→ Task objective: In the data below, find every line with the string "verified" and pull it out.

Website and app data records
= = = = = = =
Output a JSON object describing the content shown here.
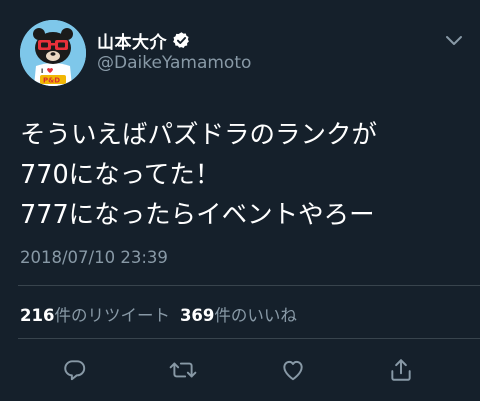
{
  "user": {
    "display_name": "山本大介",
    "handle": "@DaikeYamamoto",
    "verified": true
  },
  "tweet": {
    "lines": [
      "そういえばパズドラのランクが",
      "770になってた！",
      "777になったらイベントやろー"
    ],
    "timestamp": "2018/07/10 23:39"
  },
  "stats": {
    "retweets_count": "216",
    "retweets_label": "件のリツイート",
    "likes_count": "369",
    "likes_label": "件のいいね"
  },
  "icons": {
    "reply": "reply-icon",
    "retweet": "retweet-icon",
    "like": "heart-icon",
    "share": "share-icon",
    "menu": "chevron-down-icon",
    "verified": "verified-badge-icon"
  },
  "colors": {
    "background": "#15202b",
    "secondary_text": "#8899a6",
    "divider": "#38444d",
    "icon": "#8899a6",
    "avatar_bg": "#7ec7ea"
  }
}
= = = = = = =
→ Output for this task:
    "verified": true
    "verified": "verified-badge-icon"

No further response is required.